The grandmother wrote the first book, Meet the Cones, in 1995 when on holiday in Madeira.

“It was hand-written in pencil as laptops were not yet freely available. I had been thinking about the stories and how I wanted them to evolve for some time so they came easily.”

Chris was raised in a house without a television, so developed an active imagination. Once she hit upon the idea, her cones quickly came to life.

Each book has its own character who explains to our young Cones what is happening – there is Constructor on the construction site, for example. In the power and nature book it is Coneservator, and Conecern in the children’s hospital.

The dialogue is peppered with ‘Cone-speak’. “Look at all the words in the English language which start with con . . . add an e and you get a cone word,” explains Chris. “Coneversation, conesideration, and so on. This goes down very well in school and the children are very clever at spotting words which can be “coneverted”.

The cones come alive when the adults are not looking.

Each book is focused on a particular situation or industry, passing on messages pertinent to it. “I work with corporate Britain in various scenarios and industries to highlight issues such as safety, life lessons such as thinking of others, the importance of science, technology, engineering and mathematics (STEM) and Women in Science and Engineering (WISE), careers, encouraging girls to take up careers in industries which have previously been male-dominated.”

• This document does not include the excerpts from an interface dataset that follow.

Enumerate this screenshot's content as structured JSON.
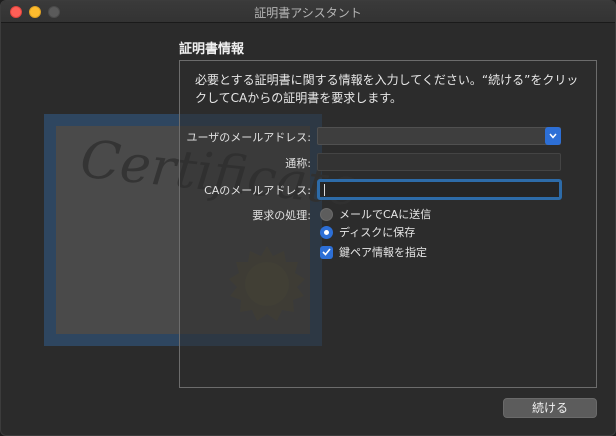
{
  "window": {
    "title": "証明書アシスタント"
  },
  "certificate": {
    "backdrop_word": "Certificate"
  },
  "section": {
    "title": "証明書情報",
    "description": "必要とする証明書に関する情報を入力してください。“続ける”をクリックしてCAからの証明書を要求します。"
  },
  "form": {
    "user_email": {
      "label": "ユーザのメールアドレス:",
      "value": ""
    },
    "common_name": {
      "label": "通称:",
      "value": ""
    },
    "ca_email": {
      "label": "CAのメールアドレス:",
      "value": ""
    },
    "request": {
      "label": "要求の処理:",
      "options": [
        {
          "label": "メールでCAに送信",
          "selected": false
        },
        {
          "label": "ディスクに保存",
          "selected": true
        }
      ]
    },
    "key_pair": {
      "label": "鍵ペア情報を指定",
      "checked": true
    }
  },
  "buttons": {
    "continue": "続ける"
  },
  "colors": {
    "accent": "#2d6fd6",
    "focus": "#2d6ba8",
    "background": "#2b2b2b"
  }
}
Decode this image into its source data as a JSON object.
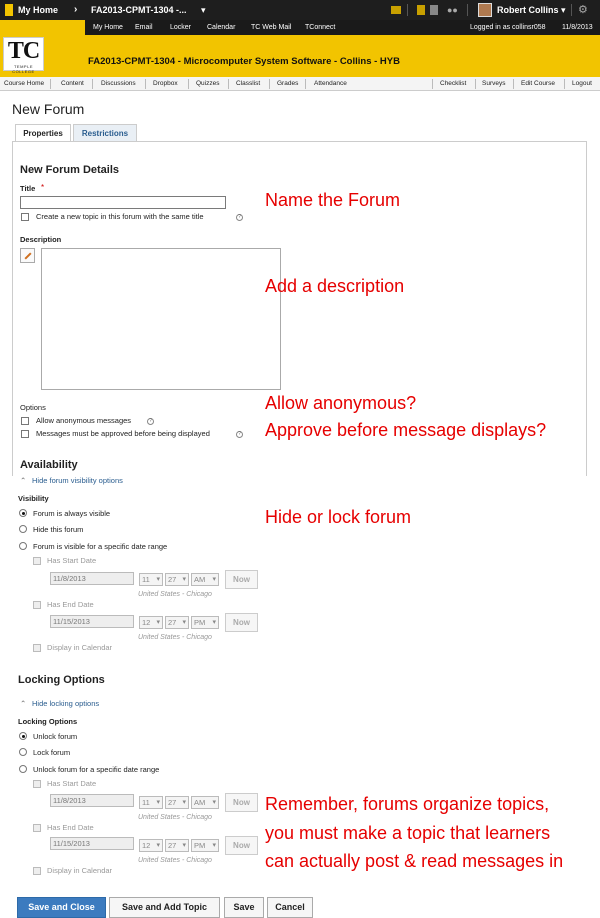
{
  "topbar": {
    "home": "My Home",
    "course": "FA2013-CPMT-1304 -...",
    "user": "Robert Collins"
  },
  "links": {
    "my_home": "My Home",
    "email": "Email",
    "locker": "Locker",
    "calendar": "Calendar",
    "webmail": "TC Web Mail",
    "tconnect": "TConnect",
    "logged_in": "Logged in as collinsr058",
    "date": "11/8/2013"
  },
  "logo": {
    "letters": "TC",
    "sub": "TEMPLE COLLEGE"
  },
  "course_title": "FA2013-CPMT-1304 - Microcomputer System Software - Collins - HYB",
  "nav": [
    "Course Home",
    "Content",
    "Discussions",
    "Dropbox",
    "Quizzes",
    "Classlist",
    "Grades",
    "Attendance",
    "Checklist",
    "Surveys",
    "Edit Course",
    "Logout"
  ],
  "page": {
    "title": "New Forum"
  },
  "tabs": [
    "Properties",
    "Restrictions"
  ],
  "details": {
    "heading": "New Forum Details",
    "title_label": "Title",
    "create_topic": "Create a new topic in this forum with the same title",
    "description": "Description",
    "options": "Options",
    "anon": "Allow anonymous messages",
    "approve": "Messages must be approved before being displayed"
  },
  "availability": {
    "heading": "Availability",
    "hide_link": "Hide forum visibility options",
    "visibility": "Visibility",
    "opt_visible": "Forum is always visible",
    "opt_hide": "Hide this forum",
    "opt_range": "Forum is visible for a specific date range",
    "has_start": "Has Start Date",
    "start_date": "11/8/2013",
    "start_hour": "11",
    "start_min": "27",
    "start_ampm": "AM",
    "now": "Now",
    "timezone": "United States - Chicago",
    "has_end": "Has End Date",
    "end_date": "11/15/2013",
    "end_hour": "12",
    "end_min": "27",
    "end_ampm": "PM",
    "display_cal": "Display in Calendar"
  },
  "locking": {
    "heading": "Locking Options",
    "hide_link": "Hide locking options",
    "sub": "Locking Options",
    "opt_unlock": "Unlock forum",
    "opt_lock": "Lock forum",
    "opt_range": "Unlock forum for a specific date range",
    "has_start": "Has Start Date",
    "start_date": "11/8/2013",
    "start_hour": "11",
    "start_min": "27",
    "start_ampm": "AM",
    "now": "Now",
    "timezone": "United States - Chicago",
    "has_end": "Has End Date",
    "end_date": "11/15/2013",
    "end_hour": "12",
    "end_min": "27",
    "end_ampm": "PM",
    "display_cal": "Display in Calendar"
  },
  "annotations": {
    "name": "Name the Forum",
    "desc": "Add a description",
    "anon": "Allow anonymous?",
    "approve": "Approve before message displays?",
    "hide": "Hide or lock forum",
    "rem1": "Remember, forums organize topics,",
    "rem2": "you must make a topic that learners",
    "rem3": "can actually post & read messages in"
  },
  "buttons": {
    "save_close": "Save and Close",
    "save_add": "Save and Add Topic",
    "save": "Save",
    "cancel": "Cancel"
  },
  "colors": {
    "brand_yellow": "#f2c400",
    "annotation_red": "#e60000",
    "primary_button": "#3c7bbf"
  }
}
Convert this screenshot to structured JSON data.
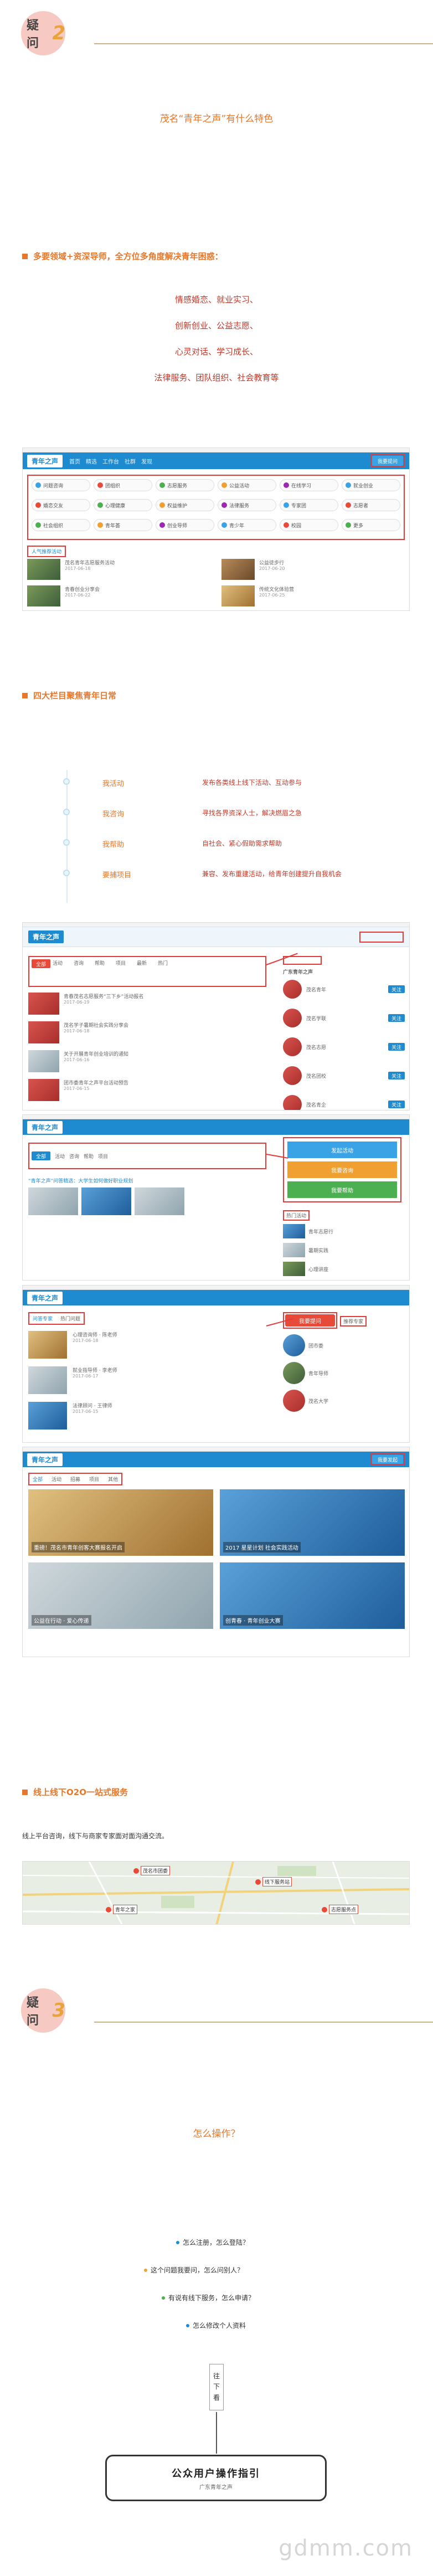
{
  "q2": {
    "label": "疑问",
    "num": "2"
  },
  "q2_heading": "茂名“青年之声”有什么特色",
  "sec1": {
    "title": "多要领域+资深导师，全方位多角度解决青年困惑：",
    "lines": [
      "情感婚恋、就业实习、",
      "创新创业、公益志愿、",
      "心灵对话、学习成长、",
      "法律服务、团队组织、社会教育等"
    ]
  },
  "shot1": {
    "logo": "青年之声",
    "nav": [
      "首页",
      "精选",
      "工作台",
      "社群",
      "发现"
    ],
    "btn": "我要提问",
    "tiles": [
      "问题咨询",
      "团组织",
      "志愿服务",
      "公益活动",
      "在线学习",
      "就业创业",
      "婚恋交友",
      "心理健康",
      "权益维护",
      "法律服务",
      "专家团",
      "志愿者",
      "社会组织",
      "青年荟",
      "创业导师",
      "青少年",
      "校园",
      "更多"
    ],
    "section_label": "人气推荐活动",
    "items": [
      "茂名青年志愿服务活动",
      "公益徒步行",
      "青春创业分享会",
      "传统文化体验营"
    ]
  },
  "sec2": {
    "title": "四大栏目聚焦青年日常",
    "rows": [
      {
        "name": "我活动",
        "desc": "发布各类线上线下活动、互动参与"
      },
      {
        "name": "我咨询",
        "desc": "寻找各界资深人士，解决燃眉之急"
      },
      {
        "name": "我帮助",
        "desc": "自社会、紧心假助需求帮助"
      },
      {
        "name": "要捕项目",
        "desc": "兼容、发布重建活动，给青年创建提升自我机会"
      }
    ]
  },
  "shot2": {
    "logo": "青年之声",
    "filters": [
      "全部",
      "活动",
      "咨询",
      "帮助",
      "项目",
      "最新",
      "热门"
    ],
    "posts": [
      "青春茂名志愿服务“三下乡”活动报名",
      "茂名学子暑期社会实践分享会",
      "关于开展青年创业培训的通知",
      "团市委青年之声平台活动预告"
    ],
    "side_title": "广东青年之声",
    "side_items": [
      "茂名青年",
      "茂名学联",
      "茂名志愿",
      "茂名团校",
      "茂名青企"
    ],
    "side_btn": "关注"
  },
  "shot3": {
    "tabs": [
      "全部",
      "活动",
      "咨询",
      "帮助",
      "项目"
    ],
    "btns": [
      "发起活动",
      "我要咨询",
      "我要帮助"
    ],
    "post": "“青年之声”问答精选：大学生如何做好职业规划",
    "side_title": "热门活动",
    "side_items": [
      "青年志愿行",
      "暑期实践",
      "心理讲座"
    ]
  },
  "shot4": {
    "tabs": [
      "问答专家",
      "热门问题"
    ],
    "btn": "我要提问",
    "items": [
      "心理咨询师 · 陈老师",
      "就业指导师 · 李老师",
      "法律顾问 · 王律师"
    ],
    "side_title": "推荐专家",
    "side_items": [
      "团市委",
      "青年导师",
      "茂名大学"
    ]
  },
  "shot5": {
    "tabs": [
      "全部",
      "活动",
      "招募",
      "项目",
      "其他"
    ],
    "btn": "我要发起",
    "cards": [
      "重磅！茂名市青年创客大赛报名开启",
      "2017 星星计划 社会实践活动",
      "公益在行动 · 爱心传递",
      "创青春 · 青年创业大赛"
    ]
  },
  "sec3": {
    "title": "线上线下O2O一站式服务",
    "text": "线上平台咨询，线下与商家专家面对面沟通交流。",
    "map_labels": [
      "茂名市团委",
      "线下服务站",
      "青年之家",
      "志愿服务点"
    ]
  },
  "q3": {
    "label": "疑问",
    "num": "3"
  },
  "q3_heading": "怎么操作？",
  "q3_items": [
    "怎么注册，怎么登陆？",
    "这个问题我要问，怎么问别人？",
    "有说有线下服务，怎么申请？",
    "怎么修改个人资料"
  ],
  "vertical": [
    "往",
    "下",
    "看"
  ],
  "guide": {
    "title": "公众用户操作指引",
    "sub": "广东青年之声"
  },
  "watermark": "gdmm.com",
  "colors": {
    "accent": "#e8772a",
    "brand_blue": "#1e8bd0",
    "highlight_red": "#e23b3b",
    "badge_pink": "#f7c9c3"
  }
}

Also running through the books - the first of which was published in 2014 - are messages about friendship, inclusivity, diversity and other moral and ethical aspects of life.

“We were asked by the organisers of an exhibition we attended to sum up in five words what the Cones are about : helping corporate Britain educate children,” says Chris.

In 2017 Cones on the Rails won a national award at the UK Rail Industry Awards.

She makes notes and takes photographs of various scenarios for the illustrator to work with.

“The four main characters - Conerad, Conen, Conestance and Cone-Vera - are always the same, the different cone in each book reflects what an employee of the company would look like.”

Since their official launch at the National Railway Museum in York Chris’s books have been translated into Mandarin Chinese, Japanese, French, Italian andPortuguese.

She has visited schools and other groups across the country to give readings, including several schools in Bradford, as well as Bradford Rotary Club.

“Sir James Hill bought 50 books for Dixon’s group of academies, for primary , schools to work with and we received wonderful testimonials from the children.”

Chris’s first book Meet the Cones describes how the cones first came to exist and how, after being made on the factory production line, they came to life, with names and characteristics all of their own.

‘The Cones stood exactly where they had been put down. Then, the Cone at the end opened one eye and closed it again quickly,’ she writes...’Slowly he looked around. Next to him all the other cones were standing neatly in a line as far as the eye could see.

‘He decided to speak to the Cone standing next to him.’

And so begins the series which takes the cones out and about.

Chris dedicated Meet the Cones to her ‘dearest grandchildren’ Marielle, George, Max, Henry, Rachel and Ben ‘who all believe’.

‘Keep Cone Spotting’, she writes.

* The cones books are published by Fisher King Publishing and are available from Amazon or bookshops.

Also visit Facebook: the conesbooks; W: the; T:@funwiththe cones